- [Task requirements]:
Only the number is needed. Please count the lines below in which the word "structured" occurs.

(Web page and app entries)

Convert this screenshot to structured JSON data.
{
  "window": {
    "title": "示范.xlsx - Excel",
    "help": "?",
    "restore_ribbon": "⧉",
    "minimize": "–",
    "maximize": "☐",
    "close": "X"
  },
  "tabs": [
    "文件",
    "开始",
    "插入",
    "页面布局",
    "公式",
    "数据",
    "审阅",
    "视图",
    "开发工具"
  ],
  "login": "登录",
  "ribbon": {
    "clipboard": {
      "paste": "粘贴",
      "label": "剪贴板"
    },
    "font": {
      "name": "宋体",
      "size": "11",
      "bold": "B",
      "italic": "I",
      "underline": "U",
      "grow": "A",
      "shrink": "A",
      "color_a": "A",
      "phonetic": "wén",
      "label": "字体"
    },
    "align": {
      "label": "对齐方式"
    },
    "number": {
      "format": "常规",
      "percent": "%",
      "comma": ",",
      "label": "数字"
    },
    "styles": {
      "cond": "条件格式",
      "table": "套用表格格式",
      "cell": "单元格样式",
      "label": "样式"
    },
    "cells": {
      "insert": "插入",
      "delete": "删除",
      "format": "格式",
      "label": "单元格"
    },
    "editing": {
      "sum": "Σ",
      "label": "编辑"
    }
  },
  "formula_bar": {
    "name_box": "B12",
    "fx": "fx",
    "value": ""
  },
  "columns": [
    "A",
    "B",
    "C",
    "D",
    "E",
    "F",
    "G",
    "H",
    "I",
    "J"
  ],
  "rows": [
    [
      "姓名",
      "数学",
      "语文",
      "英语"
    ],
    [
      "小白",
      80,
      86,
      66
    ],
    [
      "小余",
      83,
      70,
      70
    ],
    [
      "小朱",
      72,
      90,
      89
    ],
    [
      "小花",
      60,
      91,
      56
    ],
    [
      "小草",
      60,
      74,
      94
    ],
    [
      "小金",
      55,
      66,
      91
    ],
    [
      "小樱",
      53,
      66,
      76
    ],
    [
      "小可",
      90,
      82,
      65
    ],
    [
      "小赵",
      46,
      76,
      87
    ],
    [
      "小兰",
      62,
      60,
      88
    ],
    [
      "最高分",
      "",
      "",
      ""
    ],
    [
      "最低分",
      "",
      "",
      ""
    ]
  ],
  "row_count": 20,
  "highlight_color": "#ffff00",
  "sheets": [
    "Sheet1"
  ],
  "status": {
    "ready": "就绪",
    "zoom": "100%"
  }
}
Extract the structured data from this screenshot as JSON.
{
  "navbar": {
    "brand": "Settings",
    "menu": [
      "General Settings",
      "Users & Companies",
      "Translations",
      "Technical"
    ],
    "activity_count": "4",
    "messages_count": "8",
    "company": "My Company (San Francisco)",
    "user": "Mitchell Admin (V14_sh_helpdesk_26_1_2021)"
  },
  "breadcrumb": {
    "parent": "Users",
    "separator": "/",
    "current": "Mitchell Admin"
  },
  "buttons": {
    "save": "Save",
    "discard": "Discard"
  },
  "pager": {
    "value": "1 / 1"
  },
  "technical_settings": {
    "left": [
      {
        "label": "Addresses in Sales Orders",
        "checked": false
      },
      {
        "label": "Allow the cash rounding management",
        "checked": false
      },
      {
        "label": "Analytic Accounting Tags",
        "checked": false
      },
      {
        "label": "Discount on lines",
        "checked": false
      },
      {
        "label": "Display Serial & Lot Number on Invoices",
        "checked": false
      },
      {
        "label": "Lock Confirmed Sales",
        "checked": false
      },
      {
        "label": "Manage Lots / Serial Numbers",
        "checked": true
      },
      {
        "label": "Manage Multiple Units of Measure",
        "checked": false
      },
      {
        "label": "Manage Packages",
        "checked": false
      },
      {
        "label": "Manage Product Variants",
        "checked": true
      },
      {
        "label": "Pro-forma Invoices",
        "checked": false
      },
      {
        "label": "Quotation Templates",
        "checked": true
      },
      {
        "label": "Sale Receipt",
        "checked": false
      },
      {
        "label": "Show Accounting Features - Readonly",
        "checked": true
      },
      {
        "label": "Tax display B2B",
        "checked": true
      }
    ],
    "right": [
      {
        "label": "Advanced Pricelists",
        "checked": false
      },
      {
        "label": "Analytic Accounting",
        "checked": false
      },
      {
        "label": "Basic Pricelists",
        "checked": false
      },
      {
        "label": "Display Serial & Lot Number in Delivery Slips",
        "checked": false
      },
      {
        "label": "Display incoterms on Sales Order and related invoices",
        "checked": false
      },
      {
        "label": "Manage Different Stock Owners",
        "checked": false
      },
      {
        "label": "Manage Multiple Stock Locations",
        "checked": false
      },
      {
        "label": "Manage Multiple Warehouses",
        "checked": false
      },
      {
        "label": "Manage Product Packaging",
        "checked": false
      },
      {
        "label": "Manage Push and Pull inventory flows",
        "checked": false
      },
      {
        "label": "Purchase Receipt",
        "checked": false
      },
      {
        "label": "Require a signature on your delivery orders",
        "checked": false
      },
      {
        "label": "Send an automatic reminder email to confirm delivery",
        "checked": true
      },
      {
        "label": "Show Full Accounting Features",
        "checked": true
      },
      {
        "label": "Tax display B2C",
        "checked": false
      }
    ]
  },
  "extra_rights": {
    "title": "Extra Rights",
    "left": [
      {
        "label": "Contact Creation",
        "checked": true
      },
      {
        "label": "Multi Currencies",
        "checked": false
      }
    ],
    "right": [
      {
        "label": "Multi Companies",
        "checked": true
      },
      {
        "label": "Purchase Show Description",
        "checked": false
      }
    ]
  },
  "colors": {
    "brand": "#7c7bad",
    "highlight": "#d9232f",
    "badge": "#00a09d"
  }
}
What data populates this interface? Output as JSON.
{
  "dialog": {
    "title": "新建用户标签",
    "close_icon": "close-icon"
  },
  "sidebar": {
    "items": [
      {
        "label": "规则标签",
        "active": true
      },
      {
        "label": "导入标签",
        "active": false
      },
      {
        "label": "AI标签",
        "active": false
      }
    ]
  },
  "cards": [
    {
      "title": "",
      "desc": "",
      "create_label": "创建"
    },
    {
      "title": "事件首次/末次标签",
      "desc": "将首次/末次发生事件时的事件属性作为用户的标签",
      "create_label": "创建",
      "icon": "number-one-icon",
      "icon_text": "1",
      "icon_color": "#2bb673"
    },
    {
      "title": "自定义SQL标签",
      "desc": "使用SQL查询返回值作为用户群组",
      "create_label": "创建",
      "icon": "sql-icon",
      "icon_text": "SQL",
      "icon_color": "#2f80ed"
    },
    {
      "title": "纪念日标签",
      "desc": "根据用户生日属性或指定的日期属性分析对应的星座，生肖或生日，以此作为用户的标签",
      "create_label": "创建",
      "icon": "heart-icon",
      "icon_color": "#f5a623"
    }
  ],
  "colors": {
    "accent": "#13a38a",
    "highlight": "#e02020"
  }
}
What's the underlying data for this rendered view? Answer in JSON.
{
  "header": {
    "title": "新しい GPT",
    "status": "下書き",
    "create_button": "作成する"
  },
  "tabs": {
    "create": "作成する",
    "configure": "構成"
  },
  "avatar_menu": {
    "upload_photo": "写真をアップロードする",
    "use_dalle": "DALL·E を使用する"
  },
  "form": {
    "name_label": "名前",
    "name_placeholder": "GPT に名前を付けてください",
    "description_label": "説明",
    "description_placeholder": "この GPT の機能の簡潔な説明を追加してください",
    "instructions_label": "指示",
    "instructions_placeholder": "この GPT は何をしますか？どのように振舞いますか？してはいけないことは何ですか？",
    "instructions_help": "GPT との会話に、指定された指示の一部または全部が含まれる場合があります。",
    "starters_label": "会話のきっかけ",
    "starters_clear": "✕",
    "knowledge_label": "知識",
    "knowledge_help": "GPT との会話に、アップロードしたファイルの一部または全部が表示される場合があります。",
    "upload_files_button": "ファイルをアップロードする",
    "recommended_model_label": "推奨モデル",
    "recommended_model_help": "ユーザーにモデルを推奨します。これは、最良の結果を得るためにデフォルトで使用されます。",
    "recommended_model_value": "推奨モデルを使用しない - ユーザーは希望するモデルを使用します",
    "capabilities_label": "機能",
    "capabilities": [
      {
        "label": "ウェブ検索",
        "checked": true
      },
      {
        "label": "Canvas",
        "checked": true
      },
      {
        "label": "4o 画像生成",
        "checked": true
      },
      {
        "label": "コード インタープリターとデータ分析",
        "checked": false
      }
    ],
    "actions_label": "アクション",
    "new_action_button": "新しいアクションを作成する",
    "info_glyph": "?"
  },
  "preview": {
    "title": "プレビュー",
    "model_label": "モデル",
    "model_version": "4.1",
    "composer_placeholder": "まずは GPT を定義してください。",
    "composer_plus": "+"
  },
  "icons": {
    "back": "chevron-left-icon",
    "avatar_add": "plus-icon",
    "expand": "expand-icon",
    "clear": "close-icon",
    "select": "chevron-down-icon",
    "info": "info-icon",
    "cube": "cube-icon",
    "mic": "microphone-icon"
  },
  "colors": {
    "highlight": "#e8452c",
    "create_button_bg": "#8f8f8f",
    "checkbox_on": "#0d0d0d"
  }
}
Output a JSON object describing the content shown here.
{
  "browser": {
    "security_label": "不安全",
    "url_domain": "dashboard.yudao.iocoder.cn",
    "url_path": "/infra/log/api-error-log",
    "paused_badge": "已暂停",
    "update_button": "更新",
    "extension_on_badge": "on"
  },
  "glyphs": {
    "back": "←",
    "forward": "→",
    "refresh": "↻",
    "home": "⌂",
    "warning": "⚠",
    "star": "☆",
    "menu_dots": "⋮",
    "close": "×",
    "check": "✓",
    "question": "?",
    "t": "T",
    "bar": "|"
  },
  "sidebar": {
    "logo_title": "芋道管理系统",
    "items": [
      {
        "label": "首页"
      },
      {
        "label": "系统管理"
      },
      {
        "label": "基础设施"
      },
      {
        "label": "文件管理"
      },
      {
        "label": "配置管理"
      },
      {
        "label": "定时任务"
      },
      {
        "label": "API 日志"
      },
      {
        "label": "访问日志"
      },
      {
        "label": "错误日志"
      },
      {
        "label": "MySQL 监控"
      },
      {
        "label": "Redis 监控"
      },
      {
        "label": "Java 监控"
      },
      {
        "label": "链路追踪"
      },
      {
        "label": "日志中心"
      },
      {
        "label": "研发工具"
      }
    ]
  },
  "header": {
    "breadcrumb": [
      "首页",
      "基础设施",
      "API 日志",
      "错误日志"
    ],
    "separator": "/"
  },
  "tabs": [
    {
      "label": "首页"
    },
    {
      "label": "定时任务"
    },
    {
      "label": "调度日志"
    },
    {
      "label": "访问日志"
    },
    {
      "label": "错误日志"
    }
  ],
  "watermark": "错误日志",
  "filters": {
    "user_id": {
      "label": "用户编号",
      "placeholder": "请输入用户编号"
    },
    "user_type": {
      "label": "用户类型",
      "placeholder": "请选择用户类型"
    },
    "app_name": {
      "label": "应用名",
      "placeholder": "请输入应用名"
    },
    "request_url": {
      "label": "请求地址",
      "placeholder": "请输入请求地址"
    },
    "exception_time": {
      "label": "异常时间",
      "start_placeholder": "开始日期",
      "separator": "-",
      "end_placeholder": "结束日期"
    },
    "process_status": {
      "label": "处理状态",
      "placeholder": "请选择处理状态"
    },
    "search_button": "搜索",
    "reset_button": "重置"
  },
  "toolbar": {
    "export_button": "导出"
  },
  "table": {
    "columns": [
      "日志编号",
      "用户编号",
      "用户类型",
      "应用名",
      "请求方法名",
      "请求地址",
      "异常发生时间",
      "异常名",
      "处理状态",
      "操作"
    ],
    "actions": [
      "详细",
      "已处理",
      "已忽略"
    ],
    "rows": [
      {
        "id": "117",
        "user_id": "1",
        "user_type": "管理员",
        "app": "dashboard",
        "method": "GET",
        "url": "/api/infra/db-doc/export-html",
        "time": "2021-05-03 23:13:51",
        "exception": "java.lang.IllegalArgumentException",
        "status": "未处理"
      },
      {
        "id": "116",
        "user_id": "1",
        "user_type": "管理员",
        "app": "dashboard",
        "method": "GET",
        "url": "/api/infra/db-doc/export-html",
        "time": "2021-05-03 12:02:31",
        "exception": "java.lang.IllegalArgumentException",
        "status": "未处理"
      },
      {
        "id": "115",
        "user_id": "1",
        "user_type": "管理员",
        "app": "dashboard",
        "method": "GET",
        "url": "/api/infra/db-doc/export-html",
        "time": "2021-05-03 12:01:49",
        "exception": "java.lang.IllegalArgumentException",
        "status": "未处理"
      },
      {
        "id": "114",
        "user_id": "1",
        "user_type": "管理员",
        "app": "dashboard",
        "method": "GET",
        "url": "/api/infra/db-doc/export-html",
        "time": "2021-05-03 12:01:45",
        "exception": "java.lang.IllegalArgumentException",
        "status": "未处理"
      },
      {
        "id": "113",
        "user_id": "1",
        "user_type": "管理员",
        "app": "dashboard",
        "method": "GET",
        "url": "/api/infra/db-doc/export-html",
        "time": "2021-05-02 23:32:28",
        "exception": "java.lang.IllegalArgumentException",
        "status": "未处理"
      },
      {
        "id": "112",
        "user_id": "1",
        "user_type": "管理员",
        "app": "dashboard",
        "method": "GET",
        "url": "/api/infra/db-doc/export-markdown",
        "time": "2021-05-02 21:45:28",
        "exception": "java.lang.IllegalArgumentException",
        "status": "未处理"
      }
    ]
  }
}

- [Output below]:
2